There are eight basic parts to a computer:
1. Power supply for providing electricity in a managed and controlled fashion.
2. Heat sink for cooling the processor.
3. Mother board for routing and directing all of the computer functions.
4. Graphics card(s) for translating the computers workings and operations into an interface that can be viewed.
5. External drives like CD-Rom, DVD-Rom, and diskettes or floppy disks for transferring information to the computer or receiving information from the computer onto physical media.
6. Hard drive for storage and operations of data and programs.
7. Memory – There are various kinds if memory offered. You can get as little or as much memory on your computer as you wish. But it’s best to get more memory than you will ever use.
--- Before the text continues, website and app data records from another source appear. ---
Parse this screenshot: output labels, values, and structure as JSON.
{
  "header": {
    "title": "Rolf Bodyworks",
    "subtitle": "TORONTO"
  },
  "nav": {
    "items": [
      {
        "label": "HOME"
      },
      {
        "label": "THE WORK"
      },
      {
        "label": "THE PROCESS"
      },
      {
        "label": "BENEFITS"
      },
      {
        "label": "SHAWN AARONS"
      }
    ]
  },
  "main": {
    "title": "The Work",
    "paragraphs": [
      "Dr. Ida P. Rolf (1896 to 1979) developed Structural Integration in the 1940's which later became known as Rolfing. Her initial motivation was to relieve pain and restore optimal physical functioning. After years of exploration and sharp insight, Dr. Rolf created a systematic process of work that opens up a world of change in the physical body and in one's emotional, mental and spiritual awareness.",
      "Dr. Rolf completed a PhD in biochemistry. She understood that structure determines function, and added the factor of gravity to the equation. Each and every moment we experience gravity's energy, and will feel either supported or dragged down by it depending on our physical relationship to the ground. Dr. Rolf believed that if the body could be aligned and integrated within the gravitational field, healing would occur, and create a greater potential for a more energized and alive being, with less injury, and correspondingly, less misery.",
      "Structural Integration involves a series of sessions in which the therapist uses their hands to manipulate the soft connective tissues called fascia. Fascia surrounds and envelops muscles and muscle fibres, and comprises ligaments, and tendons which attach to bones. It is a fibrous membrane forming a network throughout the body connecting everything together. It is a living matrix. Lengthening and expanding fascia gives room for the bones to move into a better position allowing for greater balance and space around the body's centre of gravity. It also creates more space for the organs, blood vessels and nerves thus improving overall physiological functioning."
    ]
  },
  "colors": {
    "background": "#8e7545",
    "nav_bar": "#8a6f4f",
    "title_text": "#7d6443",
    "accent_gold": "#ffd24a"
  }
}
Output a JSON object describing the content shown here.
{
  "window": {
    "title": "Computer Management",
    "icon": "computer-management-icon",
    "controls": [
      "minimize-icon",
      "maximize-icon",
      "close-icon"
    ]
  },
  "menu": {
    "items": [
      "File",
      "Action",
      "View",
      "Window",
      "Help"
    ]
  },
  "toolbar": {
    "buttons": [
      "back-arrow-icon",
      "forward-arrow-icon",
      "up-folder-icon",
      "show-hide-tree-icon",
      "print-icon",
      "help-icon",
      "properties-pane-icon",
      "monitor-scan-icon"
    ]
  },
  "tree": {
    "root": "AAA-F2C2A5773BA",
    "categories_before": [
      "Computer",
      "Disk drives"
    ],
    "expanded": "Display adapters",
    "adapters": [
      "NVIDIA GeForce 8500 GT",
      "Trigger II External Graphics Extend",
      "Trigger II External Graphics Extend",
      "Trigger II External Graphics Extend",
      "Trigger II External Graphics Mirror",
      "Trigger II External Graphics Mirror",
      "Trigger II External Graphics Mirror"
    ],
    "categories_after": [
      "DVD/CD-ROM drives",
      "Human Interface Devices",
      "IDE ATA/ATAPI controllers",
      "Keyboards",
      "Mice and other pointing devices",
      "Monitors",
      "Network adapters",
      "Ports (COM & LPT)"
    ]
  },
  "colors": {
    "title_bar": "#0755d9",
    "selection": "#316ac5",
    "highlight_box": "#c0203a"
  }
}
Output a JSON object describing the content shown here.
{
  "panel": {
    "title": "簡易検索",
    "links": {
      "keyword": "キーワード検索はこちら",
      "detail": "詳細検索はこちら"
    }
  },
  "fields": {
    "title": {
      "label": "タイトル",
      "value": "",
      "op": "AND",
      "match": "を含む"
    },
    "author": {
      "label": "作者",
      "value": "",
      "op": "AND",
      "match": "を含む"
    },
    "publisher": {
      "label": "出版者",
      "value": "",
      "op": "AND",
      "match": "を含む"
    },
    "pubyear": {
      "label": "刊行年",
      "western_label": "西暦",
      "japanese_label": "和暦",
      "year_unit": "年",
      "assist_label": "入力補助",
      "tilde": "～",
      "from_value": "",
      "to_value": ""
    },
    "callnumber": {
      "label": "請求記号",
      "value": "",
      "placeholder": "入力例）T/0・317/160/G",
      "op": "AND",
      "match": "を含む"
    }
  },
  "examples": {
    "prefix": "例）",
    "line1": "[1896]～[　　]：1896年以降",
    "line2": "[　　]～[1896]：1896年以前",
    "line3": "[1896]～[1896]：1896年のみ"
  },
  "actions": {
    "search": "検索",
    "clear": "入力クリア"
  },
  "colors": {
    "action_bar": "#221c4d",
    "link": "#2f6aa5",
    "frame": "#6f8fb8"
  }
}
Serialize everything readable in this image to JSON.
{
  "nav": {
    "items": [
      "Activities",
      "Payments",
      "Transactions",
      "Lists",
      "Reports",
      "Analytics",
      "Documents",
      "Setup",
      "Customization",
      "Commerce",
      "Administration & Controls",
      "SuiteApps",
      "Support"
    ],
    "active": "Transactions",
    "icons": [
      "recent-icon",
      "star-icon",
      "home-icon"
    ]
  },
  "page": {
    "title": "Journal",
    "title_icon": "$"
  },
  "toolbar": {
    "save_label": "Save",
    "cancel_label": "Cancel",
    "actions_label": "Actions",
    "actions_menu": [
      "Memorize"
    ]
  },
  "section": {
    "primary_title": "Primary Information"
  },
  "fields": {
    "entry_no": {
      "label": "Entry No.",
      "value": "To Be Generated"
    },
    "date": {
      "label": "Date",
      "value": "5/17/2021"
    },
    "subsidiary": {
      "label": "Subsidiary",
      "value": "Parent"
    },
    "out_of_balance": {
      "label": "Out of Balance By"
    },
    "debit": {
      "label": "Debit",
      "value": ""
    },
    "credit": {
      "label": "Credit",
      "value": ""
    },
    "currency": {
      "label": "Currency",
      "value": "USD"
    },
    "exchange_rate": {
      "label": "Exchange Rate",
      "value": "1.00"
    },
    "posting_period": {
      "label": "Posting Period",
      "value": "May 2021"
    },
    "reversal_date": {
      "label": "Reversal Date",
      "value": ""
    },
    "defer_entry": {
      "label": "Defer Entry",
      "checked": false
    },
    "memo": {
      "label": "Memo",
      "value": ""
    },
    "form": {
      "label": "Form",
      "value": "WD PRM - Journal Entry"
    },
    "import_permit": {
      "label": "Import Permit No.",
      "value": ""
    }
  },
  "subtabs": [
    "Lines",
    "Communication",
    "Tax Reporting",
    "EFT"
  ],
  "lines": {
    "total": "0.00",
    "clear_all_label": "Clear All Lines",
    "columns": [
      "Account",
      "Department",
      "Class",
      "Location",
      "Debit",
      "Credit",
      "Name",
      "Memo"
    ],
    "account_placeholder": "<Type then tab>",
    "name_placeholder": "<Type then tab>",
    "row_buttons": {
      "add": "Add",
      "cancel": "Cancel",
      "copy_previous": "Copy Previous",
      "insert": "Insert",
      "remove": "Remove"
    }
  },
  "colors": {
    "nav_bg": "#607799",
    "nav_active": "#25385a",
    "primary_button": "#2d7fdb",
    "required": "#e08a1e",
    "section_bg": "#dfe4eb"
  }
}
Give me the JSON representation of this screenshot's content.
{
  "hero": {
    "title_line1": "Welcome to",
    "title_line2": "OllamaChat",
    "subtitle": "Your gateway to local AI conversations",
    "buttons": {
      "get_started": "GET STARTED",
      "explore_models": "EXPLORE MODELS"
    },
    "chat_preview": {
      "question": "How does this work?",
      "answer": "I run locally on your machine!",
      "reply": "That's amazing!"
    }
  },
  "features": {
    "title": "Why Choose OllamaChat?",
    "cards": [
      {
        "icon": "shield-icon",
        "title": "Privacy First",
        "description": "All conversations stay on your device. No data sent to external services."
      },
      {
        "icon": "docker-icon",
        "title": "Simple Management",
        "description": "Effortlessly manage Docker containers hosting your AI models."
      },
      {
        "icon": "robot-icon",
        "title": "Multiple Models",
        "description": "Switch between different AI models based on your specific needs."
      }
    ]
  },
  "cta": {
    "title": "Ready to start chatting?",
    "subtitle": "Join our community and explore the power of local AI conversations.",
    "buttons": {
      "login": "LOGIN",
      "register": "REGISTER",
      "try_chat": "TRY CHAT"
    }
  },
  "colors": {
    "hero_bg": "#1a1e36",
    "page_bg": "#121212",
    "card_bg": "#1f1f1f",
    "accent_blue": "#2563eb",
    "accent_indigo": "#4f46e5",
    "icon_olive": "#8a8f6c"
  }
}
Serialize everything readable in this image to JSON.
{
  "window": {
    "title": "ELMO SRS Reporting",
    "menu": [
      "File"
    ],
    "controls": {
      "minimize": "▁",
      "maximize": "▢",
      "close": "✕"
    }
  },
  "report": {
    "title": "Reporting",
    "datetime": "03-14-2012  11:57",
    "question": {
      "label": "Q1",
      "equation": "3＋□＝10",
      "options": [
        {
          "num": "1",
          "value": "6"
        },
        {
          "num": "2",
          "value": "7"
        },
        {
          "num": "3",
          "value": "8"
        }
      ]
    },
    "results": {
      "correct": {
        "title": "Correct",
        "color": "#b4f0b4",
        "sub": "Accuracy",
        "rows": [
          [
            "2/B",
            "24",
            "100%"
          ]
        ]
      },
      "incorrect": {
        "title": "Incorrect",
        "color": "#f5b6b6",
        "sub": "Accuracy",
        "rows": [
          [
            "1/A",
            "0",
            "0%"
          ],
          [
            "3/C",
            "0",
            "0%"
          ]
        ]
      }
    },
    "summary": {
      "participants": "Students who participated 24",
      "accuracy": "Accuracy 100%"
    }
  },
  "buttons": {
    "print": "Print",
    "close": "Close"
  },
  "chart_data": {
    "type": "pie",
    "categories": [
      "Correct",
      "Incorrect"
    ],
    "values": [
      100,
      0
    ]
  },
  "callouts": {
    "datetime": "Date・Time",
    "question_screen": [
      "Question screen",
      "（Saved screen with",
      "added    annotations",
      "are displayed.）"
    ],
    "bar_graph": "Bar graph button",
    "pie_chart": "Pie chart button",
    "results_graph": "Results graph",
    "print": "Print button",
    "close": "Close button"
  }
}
8. Printers, Scanners, Cameras, etc., and all the other peripheral stuff that is seemingly endless in it’s creation.
Today, most of the aspects of our lives have related computerized components. Everything including vacuum cleaners and toasters have microprocessors. A personal computer is a technically advanced tool that is built around a small, thin chunk of plastic (a processor) with LOTS of microscopic electrical pathways etched or burned into a finely layered piece of metal on the surface. This is where the “thinking” is done. It has a big heat sink and a fan (or liquid cooling) connected to it because all of that thinking heats it up.
Personal Computers started back in the 1970s. Most people were surprised when they actually took off. The original thinking of, “We have a typewriter, why would we ever need a computer?” only lasted about four years. A couple years after the original introduction of the computer, Apple Computers came on the scene and the home computer industry started to take-off incredibly. Soon, companies like Commodore, Atari and Texas Instruments were producing their own versions of the personal computer. Then IBM blasted into the market and soon the competition was defined between Apple on one side and IBM with Microsoft software on the other. These two have, from that point on, led the industry.